News | October 07, 2009

Baptist Using Therapeutic Hypothermia to Save Heart Attack Patients

October 7, 2009 – Baptist Medical Center's Emergency Department will begin using a new procedure, called therapeutic hypothermia, starting Oct. 19 to increase a patient's chances of survival after cardiac arrest.

The new procedure involves decreasing the core body temperature to 89º F after the patient’s heart has been restarted. Cooling may be started by paramedics if they have been able to restart the heart prior to getting the patient to the hospital. This involves injecting a patient with chilled intravenous (IV) fluids. Portable coolers will be on ambulances to cool down the IV fluids. Upon further stabilization at Baptist's emergency room, the patient then undergoes placement of a specialized cooling catheter into a large vein in the chest and abdomen, which safely cools them down to 89º.

"The American Heart Association has recommended therapeutic hypothermia following resuscitation from cardiac arrest, because the treatment has been shown to significantly improve a patient's chances of survival without brain damage," said Baptist Emergency Department Medical Director Eric Zoog, M.D.

He added that Baptist has already used this technique on one patient utilizing chilled water blankets in direct contact with the patient's skin, which enabled the patient to return to the same quality of life he had prior to his heart attack. "This treatment allows us to reduce the impact of a heart attack on a patient's body and increase their chance of survival once they get to the hospital," he explained.??Brain injury, heart dysfunction, systemic inflammation and the underlying disease that caused the cardiac arrest all contribute to the high death rate of patients who initially have their pulse restarted.
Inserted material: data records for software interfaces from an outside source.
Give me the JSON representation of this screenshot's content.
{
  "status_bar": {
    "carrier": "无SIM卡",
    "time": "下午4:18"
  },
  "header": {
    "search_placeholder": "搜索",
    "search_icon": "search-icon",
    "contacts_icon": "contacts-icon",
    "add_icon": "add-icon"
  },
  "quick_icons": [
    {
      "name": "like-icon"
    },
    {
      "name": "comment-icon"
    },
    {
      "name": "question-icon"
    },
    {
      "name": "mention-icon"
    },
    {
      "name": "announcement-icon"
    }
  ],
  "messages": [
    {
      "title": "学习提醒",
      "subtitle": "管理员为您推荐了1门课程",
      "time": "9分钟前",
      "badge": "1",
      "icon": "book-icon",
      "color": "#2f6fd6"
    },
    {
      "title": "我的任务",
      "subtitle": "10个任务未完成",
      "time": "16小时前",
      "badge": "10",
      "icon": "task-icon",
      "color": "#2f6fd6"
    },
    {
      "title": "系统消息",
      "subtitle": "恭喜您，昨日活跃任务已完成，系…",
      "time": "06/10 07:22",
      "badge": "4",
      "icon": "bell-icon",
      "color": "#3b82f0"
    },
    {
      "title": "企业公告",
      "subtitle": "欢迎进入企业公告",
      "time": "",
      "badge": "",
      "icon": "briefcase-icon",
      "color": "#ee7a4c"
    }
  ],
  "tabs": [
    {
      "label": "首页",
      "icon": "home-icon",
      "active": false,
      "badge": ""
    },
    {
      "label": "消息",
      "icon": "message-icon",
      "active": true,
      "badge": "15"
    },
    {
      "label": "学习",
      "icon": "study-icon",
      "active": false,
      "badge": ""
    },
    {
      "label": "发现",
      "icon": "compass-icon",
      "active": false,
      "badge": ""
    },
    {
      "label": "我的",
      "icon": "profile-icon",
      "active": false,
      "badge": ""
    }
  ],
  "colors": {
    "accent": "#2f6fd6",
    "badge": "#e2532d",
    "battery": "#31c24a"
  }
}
Collectively, these symptoms are known as post-cardiac arrest syndrome.?This treatment method is able to increase not only a patient's chances of survival, but survival with normal or nearly normal brain function by a factor of 2.5. It is estimated every sixth time a cardiac arrest patient is treated with therapeutic hypothermia, physicians can rescue one life.?Baptist and its ER physicians made a donation of coolers to American Medical Response Oct. 5.

"This is the only therapy that nearly triples the rate of survival after cardiac arrest," Dr. Zoog said. "Strides like this have not been made with cardiac arrest in over 30 years – since the invention of CPR."
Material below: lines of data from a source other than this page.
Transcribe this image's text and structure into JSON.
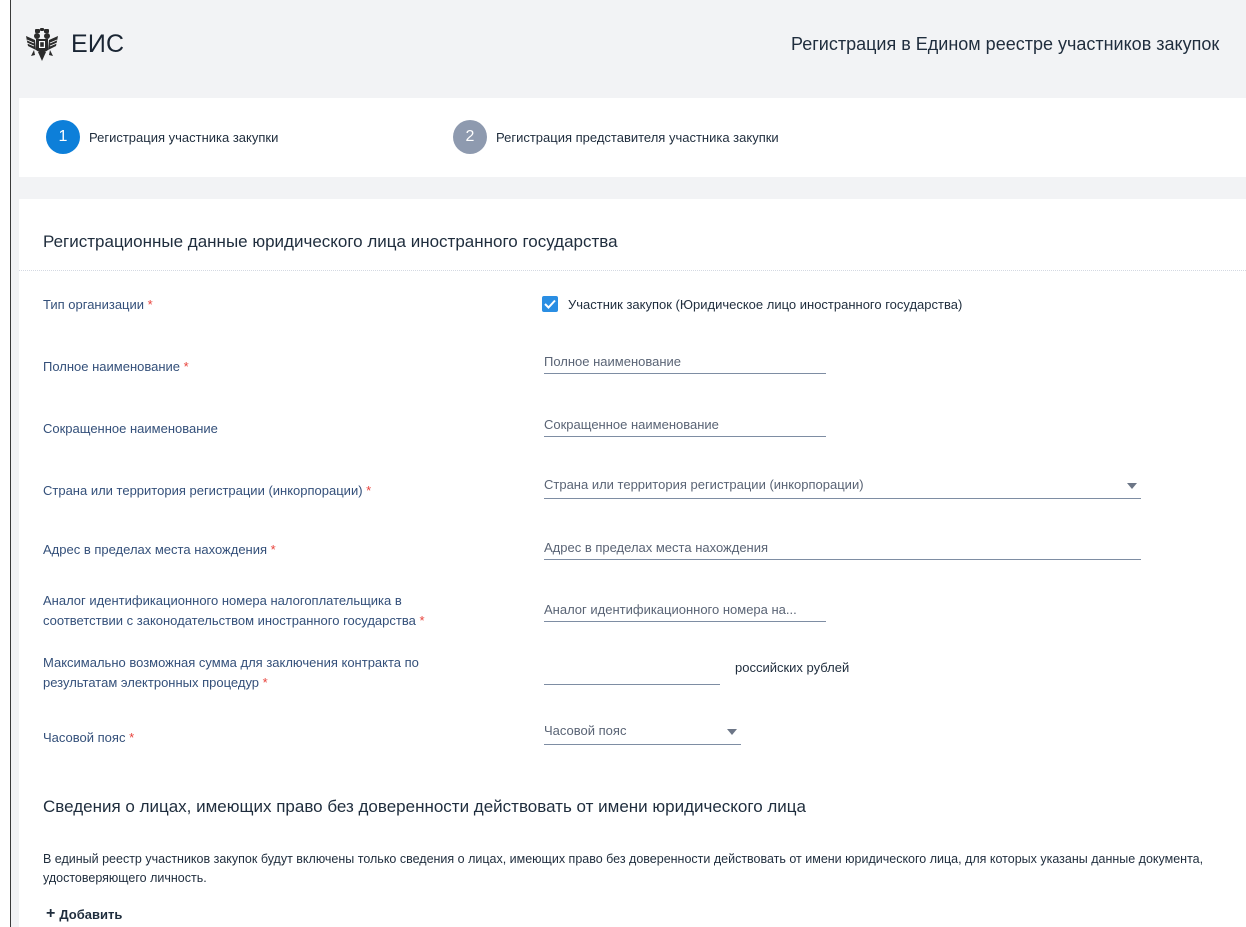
{
  "header": {
    "brand": "ЕИС",
    "page_title": "Регистрация в Едином реестре участников закупок",
    "logo_icon": "double-eagle-emblem-icon"
  },
  "steps": [
    {
      "number": "1",
      "label": "Регистрация участника закупки",
      "active": true
    },
    {
      "number": "2",
      "label": "Регистрация представителя участника закупки",
      "active": false
    }
  ],
  "form": {
    "section_title": "Регистрационные данные юридического лица иностранного государства",
    "required_mark": "*",
    "org_type": {
      "label": "Тип организации",
      "checkbox_label": "Участник закупок (Юридическое лицо иностранного государства)",
      "checked": true
    },
    "full_name": {
      "label": "Полное наименование",
      "placeholder": "Полное наименование"
    },
    "short_name": {
      "label": "Сокращенное наименование",
      "placeholder": "Сокращенное наименование"
    },
    "country": {
      "label": "Страна или территория регистрации (инкорпорации)",
      "placeholder": "Страна или территория регистрации (инкорпорации)"
    },
    "address": {
      "label": "Адрес в пределах места нахождения",
      "placeholder": "Адрес в пределах места нахождения"
    },
    "tax_id": {
      "label_line1": "Аналог идентификационного номера налогоплательщика в",
      "label_line2": "соответствии с законодательством иностранного государства",
      "placeholder": "Аналог идентификационного номера на..."
    },
    "max_sum": {
      "label_line1": "Максимально возможная сумма для заключения контракта по",
      "label_line2": "результатам электронных процедур",
      "value": "",
      "unit": "российских рублей"
    },
    "timezone": {
      "label": "Часовой пояс",
      "placeholder": "Часовой пояс"
    }
  },
  "persons_section": {
    "title": "Сведения о лицах, имеющих право без доверенности действовать от имени юридического лица",
    "note": "В единый реестр участников закупок будут включены только сведения о лицах, имеющих право без доверенности действовать от имени юридического лица, для которых указаны данные документа, удостоверяющего личность.",
    "add_label": "Добавить",
    "add_icon": "plus-icon"
  },
  "colors": {
    "accent": "#0d7fd9",
    "step_inactive": "#8e9aaf",
    "required": "#e8423b",
    "checkbox": "#2a8ee3",
    "background": "#f2f3f5"
  }
}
Baptist is the only hospital in the Metro Jackson area with Chest Pain Accreditation from the Society of Chest Pain Centers.
For more information: www.mbhs.org

Related Content

therapeutic hypothermia, children, cardiac arrest, treatment, temperature
Feature | May 04, 2015
A large-scale, multicenter study has shown that therapeutic hypothermia does not improve survival rates or reduce brain...
News | December 11, 2014
Researchers at Okayama University in collaboration with several medical centers in Japan have demonstrated the safety...
Feature | September 19, 2014
September 19, 2014 — According to a new study, peritoneal hypothermia is feasible for patients who have suffered ST-...
Technology | July 10, 2014
July 10, 2014 — Life Recovery Systems announced the U.S. Food and Drug Administration (FDA) has approved two...
therapeutic hypothermia, Philips InnerCool

The Philips InnerCool RTx system was used in the CHILL-MI study for use in STEMI patients.

Feature | February 03, 2014 | Dave Fornell
Use of therapeutic hypothermia is used to prevent neurological damage in patients who suffer sudden cardiac arrest (SCA...
BeneChill RhinoChill Therapeutic Hypothermia Cath Lab Intranasal Cooling System
News | January 22, 2014
BeneChill Inc. received the 2014 Frost & Sullivan Award for Technology Innovation Leadership for its RhinoChill...
rhinochill, RhinoChill, benechill, BeneChill

RhinoChill IntraNasal Cooling System

News | December 03, 2013
With the benefits of conventional strategies for therapeutic hypothermia following cardiac arrest being called in to ...
therapeutic hypothermia temperature management cath lab clinical trial study
Feature | November 01, 2013
clinical trial shows that rapidly cooling...
News | October 01, 2013
The Cardiovascular Research Foundation (CRF) announced the late breaking trials and first report investigations that...
News | August 06, 2013
Vanderbilt Heart and Vascular Institute is participating in the VELOCITY study, a randomized controlled clinical study...
Overlay Init